Bradley Corp. announces its collaboration with the University of Wisconsin-Milwaukee’s School of Architecture and Urban Planning (SARUP) to launch a Sponsored Studio featuring the company’s commercial restroom products during the Fall semester. While UWM SARUP is considered one of the top 20 architecture schools in the U.S., Bradley is known for its industry leadership in designing and manufacturing innovative commercial plumbing fixtures, washroom accessories and partitions, emergency fixtures and solid plastic lockers for the past 90 years.

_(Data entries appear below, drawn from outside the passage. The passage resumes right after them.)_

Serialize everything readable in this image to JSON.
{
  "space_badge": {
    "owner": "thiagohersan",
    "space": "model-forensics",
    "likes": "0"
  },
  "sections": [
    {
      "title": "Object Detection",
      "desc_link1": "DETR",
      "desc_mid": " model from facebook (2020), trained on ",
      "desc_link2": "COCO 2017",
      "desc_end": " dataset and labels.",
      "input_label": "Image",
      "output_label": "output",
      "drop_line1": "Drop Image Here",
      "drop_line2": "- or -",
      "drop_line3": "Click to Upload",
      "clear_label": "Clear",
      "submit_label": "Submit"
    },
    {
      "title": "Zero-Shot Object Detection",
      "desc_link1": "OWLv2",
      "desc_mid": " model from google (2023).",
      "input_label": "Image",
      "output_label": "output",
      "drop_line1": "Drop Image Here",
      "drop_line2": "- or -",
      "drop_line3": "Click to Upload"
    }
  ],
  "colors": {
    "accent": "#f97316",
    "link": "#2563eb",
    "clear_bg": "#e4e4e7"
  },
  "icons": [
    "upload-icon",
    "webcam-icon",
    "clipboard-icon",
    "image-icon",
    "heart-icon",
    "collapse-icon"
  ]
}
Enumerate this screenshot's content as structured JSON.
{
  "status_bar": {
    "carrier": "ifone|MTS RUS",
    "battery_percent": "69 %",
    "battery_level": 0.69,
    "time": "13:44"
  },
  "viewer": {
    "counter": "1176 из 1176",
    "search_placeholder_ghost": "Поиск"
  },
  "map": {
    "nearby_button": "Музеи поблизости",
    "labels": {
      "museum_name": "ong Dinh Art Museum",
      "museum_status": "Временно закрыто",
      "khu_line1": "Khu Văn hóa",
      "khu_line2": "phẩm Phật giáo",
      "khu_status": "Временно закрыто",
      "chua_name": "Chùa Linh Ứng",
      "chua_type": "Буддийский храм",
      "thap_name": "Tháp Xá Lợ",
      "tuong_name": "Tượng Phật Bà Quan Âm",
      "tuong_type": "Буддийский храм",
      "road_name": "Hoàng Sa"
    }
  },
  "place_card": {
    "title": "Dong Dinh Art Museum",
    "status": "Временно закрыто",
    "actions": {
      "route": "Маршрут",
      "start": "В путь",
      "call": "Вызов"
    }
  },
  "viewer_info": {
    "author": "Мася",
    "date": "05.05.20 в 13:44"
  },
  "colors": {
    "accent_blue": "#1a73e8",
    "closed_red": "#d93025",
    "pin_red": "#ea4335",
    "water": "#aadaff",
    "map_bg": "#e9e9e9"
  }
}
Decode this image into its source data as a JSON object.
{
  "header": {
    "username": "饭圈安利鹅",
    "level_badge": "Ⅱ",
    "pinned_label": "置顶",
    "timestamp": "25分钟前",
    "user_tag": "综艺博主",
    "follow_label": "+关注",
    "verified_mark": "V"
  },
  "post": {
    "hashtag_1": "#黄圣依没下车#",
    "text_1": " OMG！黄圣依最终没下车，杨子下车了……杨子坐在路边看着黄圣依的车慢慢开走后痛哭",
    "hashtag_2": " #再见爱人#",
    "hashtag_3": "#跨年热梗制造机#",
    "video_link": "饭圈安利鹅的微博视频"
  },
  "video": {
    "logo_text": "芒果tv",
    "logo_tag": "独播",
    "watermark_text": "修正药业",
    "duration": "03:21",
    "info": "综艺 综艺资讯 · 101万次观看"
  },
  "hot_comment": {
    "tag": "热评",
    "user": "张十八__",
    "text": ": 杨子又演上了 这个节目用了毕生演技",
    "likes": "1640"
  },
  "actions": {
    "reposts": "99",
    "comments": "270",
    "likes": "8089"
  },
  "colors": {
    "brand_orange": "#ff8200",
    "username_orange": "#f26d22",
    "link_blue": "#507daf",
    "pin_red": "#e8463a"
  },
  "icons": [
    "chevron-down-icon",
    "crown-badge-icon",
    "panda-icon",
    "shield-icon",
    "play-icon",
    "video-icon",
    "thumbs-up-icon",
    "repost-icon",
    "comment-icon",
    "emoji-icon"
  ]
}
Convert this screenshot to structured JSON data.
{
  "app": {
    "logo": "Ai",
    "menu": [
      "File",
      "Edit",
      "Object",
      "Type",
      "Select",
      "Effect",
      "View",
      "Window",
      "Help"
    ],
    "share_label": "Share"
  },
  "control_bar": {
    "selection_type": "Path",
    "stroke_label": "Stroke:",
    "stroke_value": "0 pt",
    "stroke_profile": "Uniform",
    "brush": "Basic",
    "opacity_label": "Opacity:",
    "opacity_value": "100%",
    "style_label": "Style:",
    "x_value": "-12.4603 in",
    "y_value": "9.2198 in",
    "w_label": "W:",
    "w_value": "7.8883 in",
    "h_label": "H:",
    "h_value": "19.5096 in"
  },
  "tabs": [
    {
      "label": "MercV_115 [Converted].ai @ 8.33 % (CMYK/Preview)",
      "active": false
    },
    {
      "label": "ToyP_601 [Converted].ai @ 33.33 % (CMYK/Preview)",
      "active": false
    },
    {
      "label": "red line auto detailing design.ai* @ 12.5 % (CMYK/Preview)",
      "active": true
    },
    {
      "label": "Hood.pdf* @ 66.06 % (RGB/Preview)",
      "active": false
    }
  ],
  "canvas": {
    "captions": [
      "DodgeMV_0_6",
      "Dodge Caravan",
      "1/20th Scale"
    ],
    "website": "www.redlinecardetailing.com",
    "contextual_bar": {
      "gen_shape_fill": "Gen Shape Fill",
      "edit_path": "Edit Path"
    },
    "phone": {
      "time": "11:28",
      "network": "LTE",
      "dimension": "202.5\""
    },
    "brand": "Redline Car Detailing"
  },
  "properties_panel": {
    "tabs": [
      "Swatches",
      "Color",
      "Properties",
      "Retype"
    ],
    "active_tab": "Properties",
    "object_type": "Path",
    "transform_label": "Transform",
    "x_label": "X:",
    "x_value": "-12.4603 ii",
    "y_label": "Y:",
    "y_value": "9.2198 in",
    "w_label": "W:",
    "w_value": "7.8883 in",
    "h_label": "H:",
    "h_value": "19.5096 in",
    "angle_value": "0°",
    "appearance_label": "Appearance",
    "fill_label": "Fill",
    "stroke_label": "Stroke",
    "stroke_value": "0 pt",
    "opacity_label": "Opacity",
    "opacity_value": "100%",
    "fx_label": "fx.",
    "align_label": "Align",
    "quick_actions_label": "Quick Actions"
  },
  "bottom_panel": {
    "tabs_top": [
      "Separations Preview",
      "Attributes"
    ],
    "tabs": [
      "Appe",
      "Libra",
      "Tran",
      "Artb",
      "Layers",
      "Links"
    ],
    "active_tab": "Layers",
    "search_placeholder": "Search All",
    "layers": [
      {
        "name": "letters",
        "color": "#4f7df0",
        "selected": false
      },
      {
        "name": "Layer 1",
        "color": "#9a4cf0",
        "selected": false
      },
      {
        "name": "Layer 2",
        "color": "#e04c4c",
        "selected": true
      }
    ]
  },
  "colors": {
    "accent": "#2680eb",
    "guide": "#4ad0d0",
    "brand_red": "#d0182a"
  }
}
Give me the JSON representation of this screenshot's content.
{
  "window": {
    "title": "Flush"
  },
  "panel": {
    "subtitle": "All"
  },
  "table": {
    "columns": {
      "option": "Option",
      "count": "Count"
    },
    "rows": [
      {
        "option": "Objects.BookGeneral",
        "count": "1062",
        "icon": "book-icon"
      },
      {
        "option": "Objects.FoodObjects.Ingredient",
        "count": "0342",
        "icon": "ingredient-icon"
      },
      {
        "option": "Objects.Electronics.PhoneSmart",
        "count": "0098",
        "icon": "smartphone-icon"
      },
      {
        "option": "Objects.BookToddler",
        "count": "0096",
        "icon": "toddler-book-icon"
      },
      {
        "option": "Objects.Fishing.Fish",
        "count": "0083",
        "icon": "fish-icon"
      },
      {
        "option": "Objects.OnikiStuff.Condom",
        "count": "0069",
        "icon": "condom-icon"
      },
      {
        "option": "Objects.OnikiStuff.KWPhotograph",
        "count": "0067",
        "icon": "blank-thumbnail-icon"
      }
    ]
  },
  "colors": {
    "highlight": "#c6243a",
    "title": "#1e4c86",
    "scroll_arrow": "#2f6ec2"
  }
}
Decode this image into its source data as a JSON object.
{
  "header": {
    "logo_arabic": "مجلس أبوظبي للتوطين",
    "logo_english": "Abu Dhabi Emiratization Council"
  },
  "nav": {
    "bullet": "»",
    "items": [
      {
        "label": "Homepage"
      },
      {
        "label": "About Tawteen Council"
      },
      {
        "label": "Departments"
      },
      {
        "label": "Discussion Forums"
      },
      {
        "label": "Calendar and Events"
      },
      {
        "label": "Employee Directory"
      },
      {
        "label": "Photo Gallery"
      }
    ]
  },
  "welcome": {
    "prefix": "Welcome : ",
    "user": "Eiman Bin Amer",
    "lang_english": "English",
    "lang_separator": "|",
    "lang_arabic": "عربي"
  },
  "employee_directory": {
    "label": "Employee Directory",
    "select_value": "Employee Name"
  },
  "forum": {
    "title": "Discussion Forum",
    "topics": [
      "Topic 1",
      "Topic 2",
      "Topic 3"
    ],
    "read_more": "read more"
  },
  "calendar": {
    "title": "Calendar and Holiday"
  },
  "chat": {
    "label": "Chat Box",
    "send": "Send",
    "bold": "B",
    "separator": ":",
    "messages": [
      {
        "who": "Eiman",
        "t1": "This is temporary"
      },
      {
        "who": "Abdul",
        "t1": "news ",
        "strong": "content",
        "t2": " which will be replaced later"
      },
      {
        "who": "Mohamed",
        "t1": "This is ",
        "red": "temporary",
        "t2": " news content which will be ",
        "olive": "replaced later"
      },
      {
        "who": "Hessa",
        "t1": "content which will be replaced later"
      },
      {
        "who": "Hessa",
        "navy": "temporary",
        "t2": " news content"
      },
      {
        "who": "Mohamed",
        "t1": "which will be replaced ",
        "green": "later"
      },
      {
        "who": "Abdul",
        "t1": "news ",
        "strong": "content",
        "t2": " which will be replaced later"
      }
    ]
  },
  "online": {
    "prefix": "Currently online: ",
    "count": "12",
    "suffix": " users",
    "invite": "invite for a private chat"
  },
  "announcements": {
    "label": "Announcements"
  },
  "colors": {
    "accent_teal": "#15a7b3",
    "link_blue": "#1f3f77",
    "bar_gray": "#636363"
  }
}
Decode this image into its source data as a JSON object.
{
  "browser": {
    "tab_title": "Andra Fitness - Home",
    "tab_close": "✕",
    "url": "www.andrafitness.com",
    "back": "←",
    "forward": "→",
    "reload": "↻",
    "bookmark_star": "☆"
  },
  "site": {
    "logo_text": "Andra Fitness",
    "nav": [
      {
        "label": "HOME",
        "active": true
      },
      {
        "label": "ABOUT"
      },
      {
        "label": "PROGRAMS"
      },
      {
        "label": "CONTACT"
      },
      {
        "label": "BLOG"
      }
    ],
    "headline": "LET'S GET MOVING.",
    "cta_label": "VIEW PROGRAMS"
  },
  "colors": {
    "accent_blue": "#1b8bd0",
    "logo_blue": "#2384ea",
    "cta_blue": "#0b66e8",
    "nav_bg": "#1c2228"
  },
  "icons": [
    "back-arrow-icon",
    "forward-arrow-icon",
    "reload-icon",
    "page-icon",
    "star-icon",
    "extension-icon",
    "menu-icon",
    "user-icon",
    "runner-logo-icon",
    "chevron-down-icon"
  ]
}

The topic of the Bradley Studio is “Intelligent Skins for Intelligent Buildings,” which utilizes students’ design, research and analysis to influence the appearance and performance of a structure’s “skin” to create an intelligent building of the future. The studio is taught by Gregory D. Thomson, assistant professor and co-director of the Institute for Ecological Design at UWM.
The Bradley Studio will incorporate the use of the company’s commercial restroom products, ranging from lavatory systems made with sustainable materials to capacitive faucets to restroom partitions made with pre- and post-consumer recycled materials. Throughout the Studio, Bradley employees will collaborate with students, giving hands-on instruction on the company’s products and technologies.
Thomson says the students will begin the Studio by dissecting the elements of building design – from the tangible aspects of a building to the intangible realities of the human interface with buildings. These will be a basis for analysis and inspiration for developing a wide range of applications to apply in a real-life building design.
A review of the students’ final work will be presented after the semester ends in December.
A study by Ingersoll Rand Security Technologies, Effective Management of Safe & Secure Openings & Identities, shows that 82 percent of public, private, and two-year colleges and universities believe they are not very effective at managing safe and secure openings or identities. Only 18 percent believe they are very effective at granting or denying access to appropriate individuals or knowing who goes where.
The five leading security concerns on college campuses are:
- Minimizing the occurrence of tailgating/piggy-backing.
- Maximizing the likelihood the students can comply with the intended access design.
- Maximizing real-time notification when problems occur.
- Minimizing the time it takes to lockdown a campus.
- Maximizing the ability to locate building occupants in an emergency.
In general, the study shows that access control on campus is evolving from the traditional security/product-oriented focus of the Facilities and Public Safety departments to the broader definition of the IT, One Card and Housing departments. Typically, campuses are in one camp or the other. Very few use both approaches simultaneously.
The study was conducted among more than 140 colleges and universities, including leading institutions such as the University of Michigan, MIT, UCLA and Columbia.
The Department of Energy (DOE) has awarded $13 million to Owens Corning and Soloxel for projects that will help shape the next generation of solar energy technologies. The funding is part of the DOE’s SunShot Initiative which seeks to make solar energy systems more affordable and sustainable for homeowners. With the DOE funding, Owens Corning plans to integrate Solexel’s technology into solar roofing solutions that are affordable, aesthetically beautiful, and easy to install.